YANGON • Opponents of Myanmar's coup splashed red paint and dye on roads and signs outside government offices yesterday to represent the blood of people killed protesting against the junta on the second day of the traditional New Year holiday.
The display aimed at shaming the military took place in various towns and cities, showed pictures posted by media outlets, as people answered a call by activists to join what they termed a "bloody paint strike".
Some people marched with signs calling for the release of the leader of the ousted government, Nobel laureate Aung San Suu Kyi.
"Please save our leader - future - hope," read a sign with a picture of Ms Suu Kyi held by a woman who was among several thousand people marching in the second-largest city of Mandalay, showed a picture published by the Mizzima news service.

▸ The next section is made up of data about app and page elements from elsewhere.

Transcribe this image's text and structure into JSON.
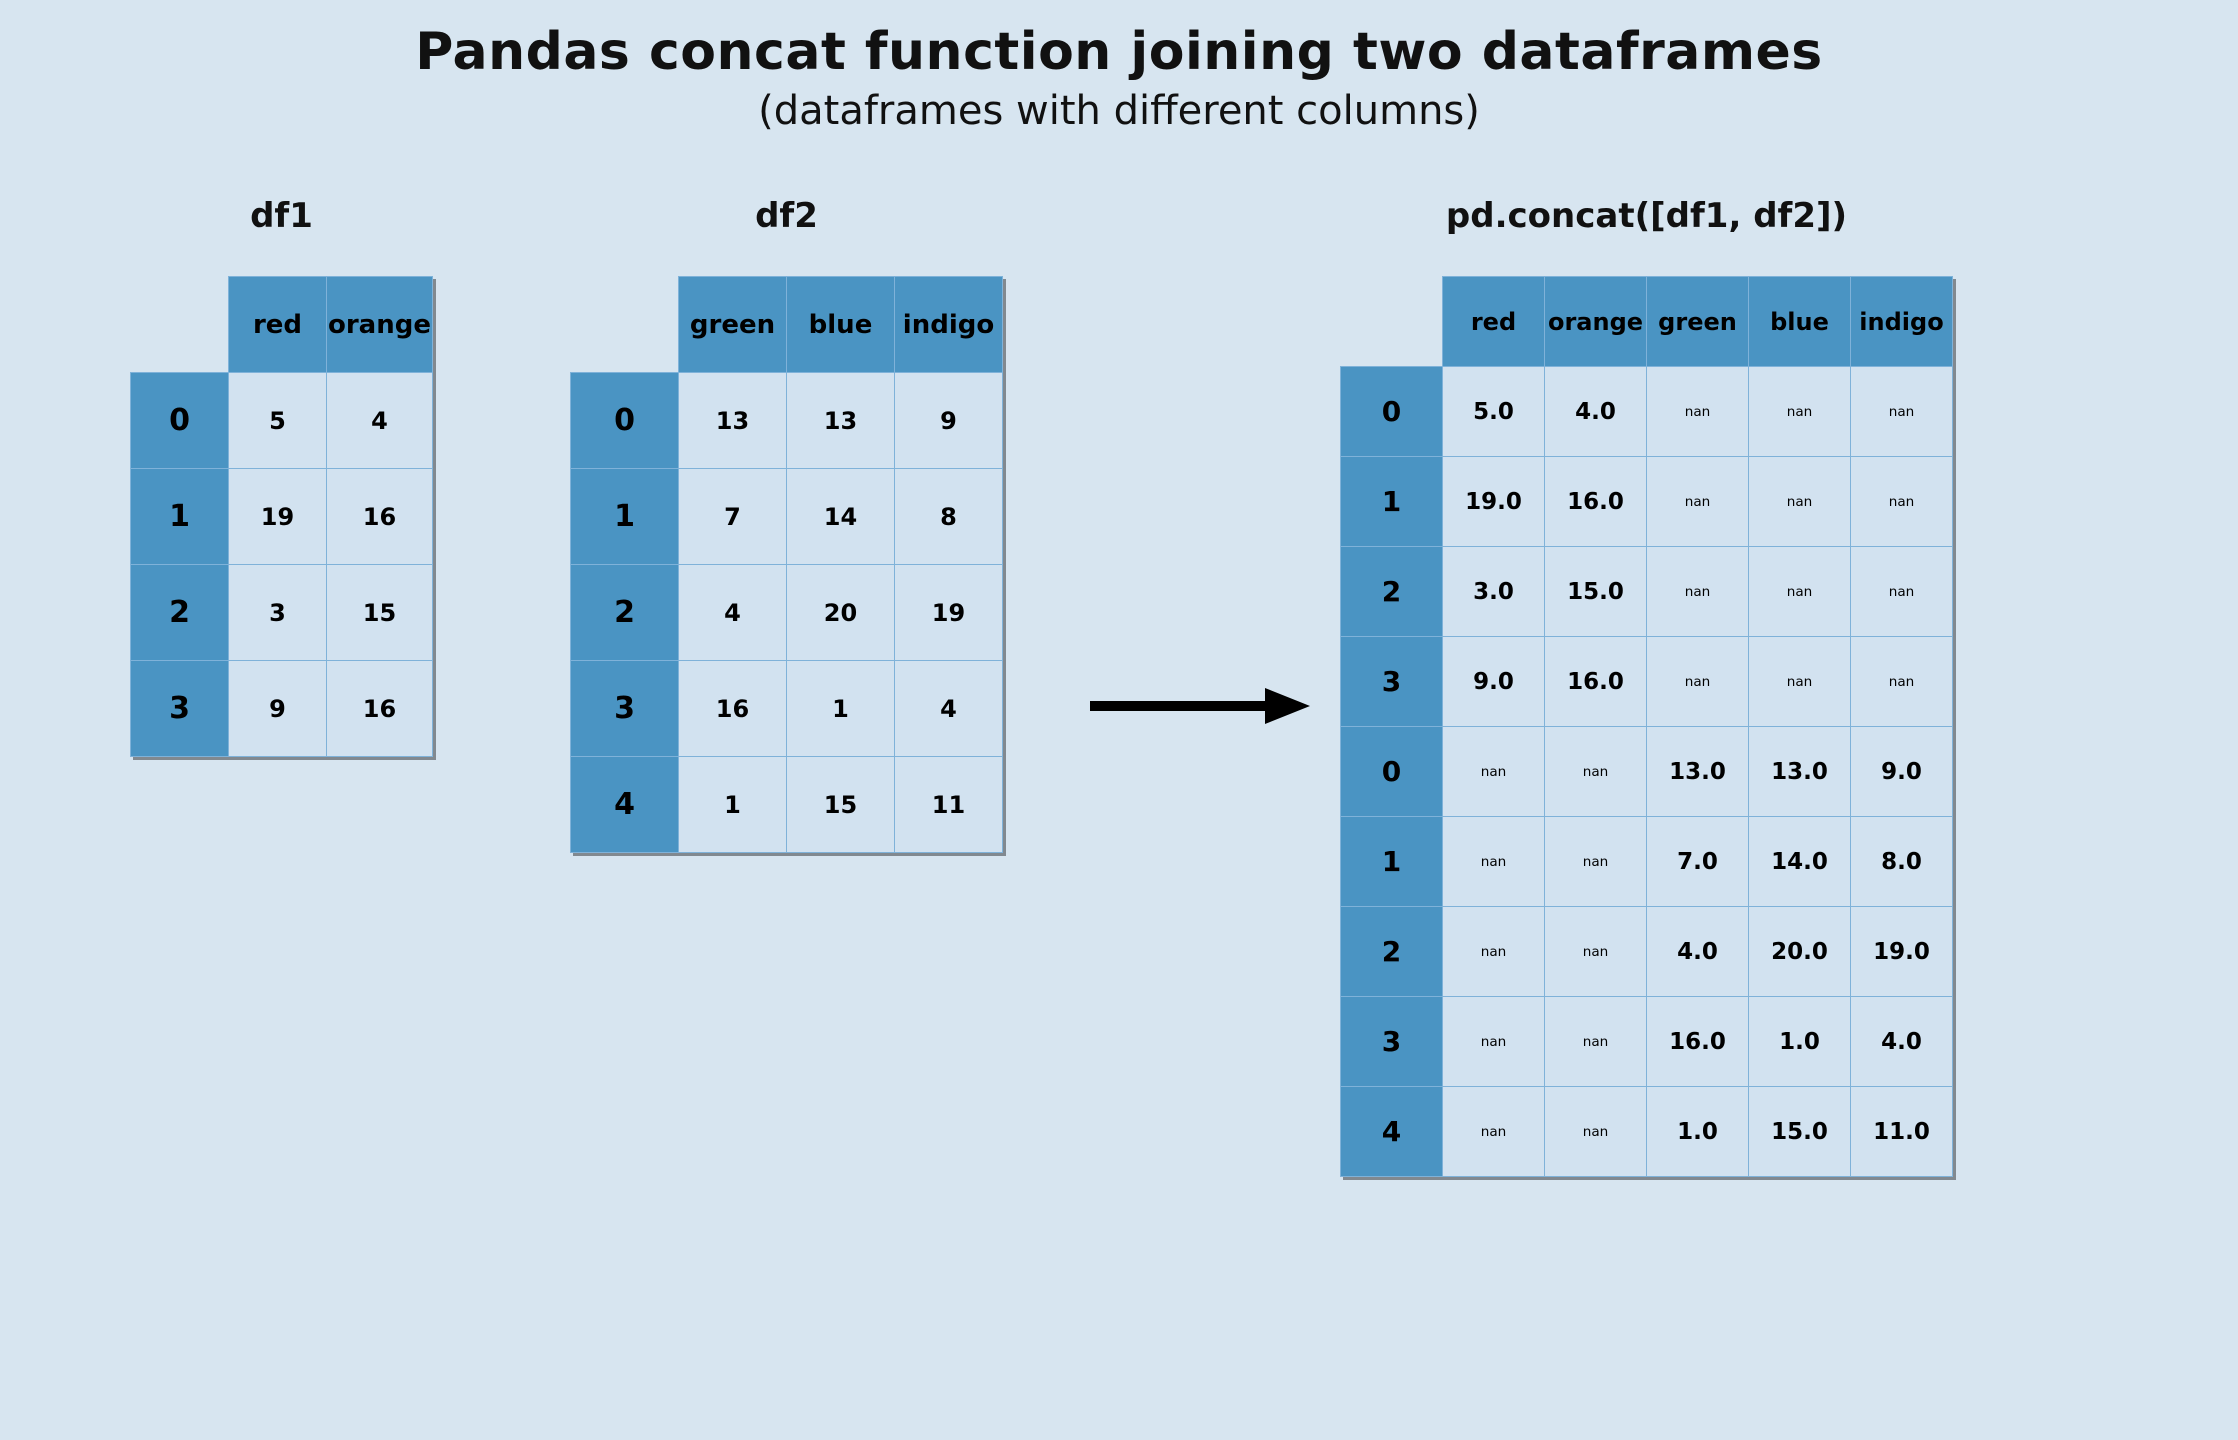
{
  "title": "Pandas concat function joining two dataframes",
  "subtitle": "(dataframes with different columns)",
  "labels": {
    "df1": "df1",
    "df2": "df2",
    "result": "pd.concat([df1, df2])"
  },
  "chart_data": {
    "type": "table",
    "tables": [
      {
        "name": "df1",
        "columns": [
          "red",
          "orange"
        ],
        "index": [
          "0",
          "1",
          "2",
          "3"
        ],
        "data": [
          [
            "5",
            "4"
          ],
          [
            "19",
            "16"
          ],
          [
            "3",
            "15"
          ],
          [
            "9",
            "16"
          ]
        ]
      },
      {
        "name": "df2",
        "columns": [
          "green",
          "blue",
          "indigo"
        ],
        "index": [
          "0",
          "1",
          "2",
          "3",
          "4"
        ],
        "data": [
          [
            "13",
            "13",
            "9"
          ],
          [
            "7",
            "14",
            "8"
          ],
          [
            "4",
            "20",
            "19"
          ],
          [
            "16",
            "1",
            "4"
          ],
          [
            "1",
            "15",
            "11"
          ]
        ]
      },
      {
        "name": "result",
        "columns": [
          "red",
          "orange",
          "green",
          "blue",
          "indigo"
        ],
        "index": [
          "0",
          "1",
          "2",
          "3",
          "0",
          "1",
          "2",
          "3",
          "4"
        ],
        "data": [
          [
            "5.0",
            "4.0",
            "nan",
            "nan",
            "nan"
          ],
          [
            "19.0",
            "16.0",
            "nan",
            "nan",
            "nan"
          ],
          [
            "3.0",
            "15.0",
            "nan",
            "nan",
            "nan"
          ],
          [
            "9.0",
            "16.0",
            "nan",
            "nan",
            "nan"
          ],
          [
            "nan",
            "nan",
            "13.0",
            "13.0",
            "9.0"
          ],
          [
            "nan",
            "nan",
            "7.0",
            "14.0",
            "8.0"
          ],
          [
            "nan",
            "nan",
            "4.0",
            "20.0",
            "19.0"
          ],
          [
            "nan",
            "nan",
            "16.0",
            "1.0",
            "4.0"
          ],
          [
            "nan",
            "nan",
            "1.0",
            "15.0",
            "11.0"
          ]
        ]
      }
    ]
  }
}
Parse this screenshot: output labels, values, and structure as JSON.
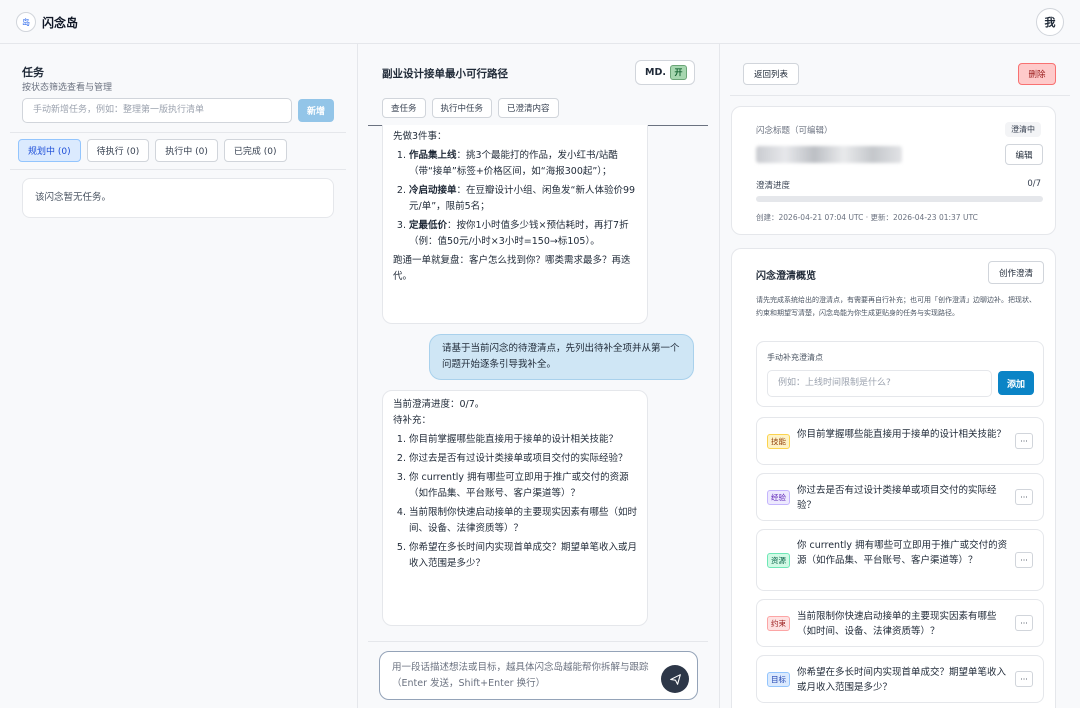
{
  "app": {
    "logo_text": "岛",
    "title": "闪念岛",
    "user_button": "我"
  },
  "tasks": {
    "title": "任务",
    "subtitle": "按状态筛选查看与管理",
    "input_placeholder": "手动新增任务，例如：整理第一版执行清单",
    "new_button": "新增",
    "filters": [
      "规划中 (0)",
      "待执行 (0)",
      "执行中 (0)",
      "已完成 (0)"
    ],
    "active_filter": 0,
    "empty_text": "该闪念暂无任务。"
  },
  "chat": {
    "title": "副业设计接单最小可行路径",
    "md_label": "MD.",
    "md_toggle_state": "开",
    "tabs": [
      "查任务",
      "执行中任务",
      "已澄清内容"
    ],
    "msg1": {
      "intro": "先做3件事：",
      "items": [
        {
          "bold": "作品集上线",
          "text": "：挑3个最能打的作品，发小红书/站酷（带“接单”标签+价格区间，如“海报300起”）；"
        },
        {
          "bold": "冷启动接单",
          "text": "：在豆瓣设计小组、闲鱼发“新人体验价99元/单”，限前5名；"
        },
        {
          "bold": "定最低价",
          "text": "：按你1小时值多少钱×预估耗时，再打7折（例：值50元/小时×3小时=150→标105）。"
        }
      ],
      "outro": "跑通一单就复盘：客户怎么找到你？哪类需求最多？再迭代。"
    },
    "user_msg": "请基于当前闪念的待澄清点，先列出待补全项并从第一个问题开始逐条引导我补全。",
    "msg2": {
      "line1": "当前澄清进度：0/7。",
      "line2": "待补充：",
      "items": [
        "你目前掌握哪些能直接用于接单的设计相关技能？",
        "你过去是否有过设计类接单或项目交付的实际经验？",
        "你 currently 拥有哪些可立即用于推广或交付的资源（如作品集、平台账号、客户渠道等）？",
        "当前限制你快速启动接单的主要现实因素有哪些（如时间、设备、法律资质等）？",
        "你希望在多长时间内实现首单成交？期望单笔收入或月收入范围是多少？"
      ]
    },
    "composer_placeholder": "用一段话描述想法或目标，越具体闪念岛越能帮你拆解与跟踪（Enter 发送，Shift+Enter 换行）"
  },
  "detail": {
    "back_button": "返回列表",
    "delete_button": "删除",
    "title_label": "闪念标题（可编辑）",
    "status_badge": "澄清中",
    "edit_button": "编辑",
    "progress_label": "澄清进度",
    "progress_text": "0/7",
    "progress_fraction": 0,
    "timestamps": "创建：2026-04-21 07:04 UTC · 更新：2026-04-23 01:37 UTC",
    "overview_title": "闪念澄清概览",
    "create_button": "创作澄清",
    "overview_desc": "请先完成系统给出的澄清点，有需要再自行补充；也可用「创作澄清」边聊边补。把现状、约束和期望写清楚，闪念岛能为你生成更贴身的任务与实现路径。",
    "manual_label": "手动补充澄清点",
    "manual_placeholder": "例如：上线时间限制是什么?",
    "add_button": "添加",
    "more_label": "···",
    "items": [
      {
        "tag": "技能",
        "text": "你目前掌握哪些能直接用于接单的设计相关技能？"
      },
      {
        "tag": "经验",
        "text": "你过去是否有过设计类接单或项目交付的实际经验？"
      },
      {
        "tag": "资源",
        "text": "你 currently 拥有哪些可立即用于推广或交付的资源（如作品集、平台账号、客户渠道等）？"
      },
      {
        "tag": "约束",
        "text": "当前限制你快速启动接单的主要现实因素有哪些（如时间、设备、法律资质等）？"
      },
      {
        "tag": "目标",
        "text": "你希望在多长时间内实现首单成交？期望单笔收入或月收入范围是多少？"
      }
    ]
  }
}
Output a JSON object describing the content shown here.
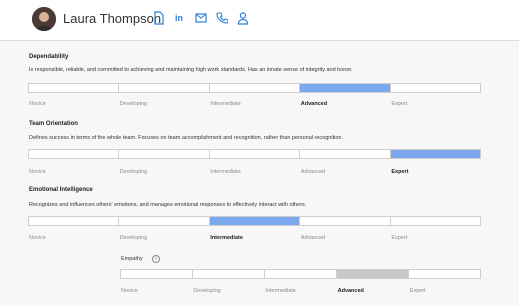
{
  "profile": {
    "name": "Laura Thompson",
    "icons": [
      "document-icon",
      "linkedin-icon",
      "email-icon",
      "phone-icon",
      "person-icon"
    ],
    "accent": "#2f7fd8"
  },
  "levels": [
    "Novice",
    "Developing",
    "Intermediate",
    "Advanced",
    "Expert"
  ],
  "competencies": [
    {
      "title": "Dependability",
      "description": "Is responsible, reliable, and committed to achieving and maintaining high work standards. Has an innate sense of integrity and honor.",
      "selected_level": "Advanced"
    },
    {
      "title": "Team Orientation",
      "description": "Defines success in terms of the whole team. Focuses on team accomplishment and recognition, rather than personal recognition.",
      "selected_level": "Expert"
    },
    {
      "title": "Emotional Intelligence",
      "description": "Recognizes and influences others' emotions, and manages emotional responses to effectively interact with others.",
      "selected_level": "Intermediate"
    }
  ],
  "sub_competency": {
    "title": "Empathy",
    "info_icon": "info-icon",
    "selected_level": "Advanced"
  },
  "colors": {
    "selected": "#7aa7ee",
    "selected_secondary": "#c8c8c8"
  }
}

There were no immediate reports of violence at any of the protests yesterday, but information has become scarce because of junta curbs on the Internet.
The five-day New Year holiday, known as Thingyan, began on Tuesday but pro-democracy activists cancelled the usual festivities to focus on their opposition to the generals who seized power. Activists have planned different shows of defiance every day over the holiday, which ends on Saturday.
Small blasts have been going off in different places over recent days, with the latest two explosions in the central city of Monywa yesterday wounding one person, the Monywa Gazette reported. There have been no claims of responsibility.
An activist group, the Assistance Association for Political Prisoners, said that security forces have killed 710 protesters since the ousting of Ms Suu Kyi's government.
The United Nations human rights office said on Tuesday it feared that the military clampdown on the protests risked escalating into a civil conflict like that seen in Syria.
The United States and other Western countries have imposed limited sanctions focused on the military. South-east Asian neighbours have been encouraging talks between the Myanmar sides but without progress.
The US Ambassador to Myanmar, Mr Thomas Vajda, said in a New Year message he was aware that many people were making sacrifices and suffering for their beliefs and convictions in these "very difficult times".
"I'm deeply impressed with your courage and your commitment," said Mr Vajda. "Let me also reconfirm the commitment of my colleagues and I... to do all we can to support the people of Myanmar in your aspirations for genuine democracy, peace and freedom."
The European Union's foreign policy chief, Mr Josep Borrell, said this week that Russia and China, which have close ties with the military, were blocking a united response to the coup, including attempts to impose an arms embargo.
The UN Security Council has called for the release of Ms Suu Kyi and others, but stopped short of condemning the coup.
Meanwhile, government forces suffered heavy casualties in an assault on ethnic Kachin forces in the north this week, the Myanmar Now media group reported.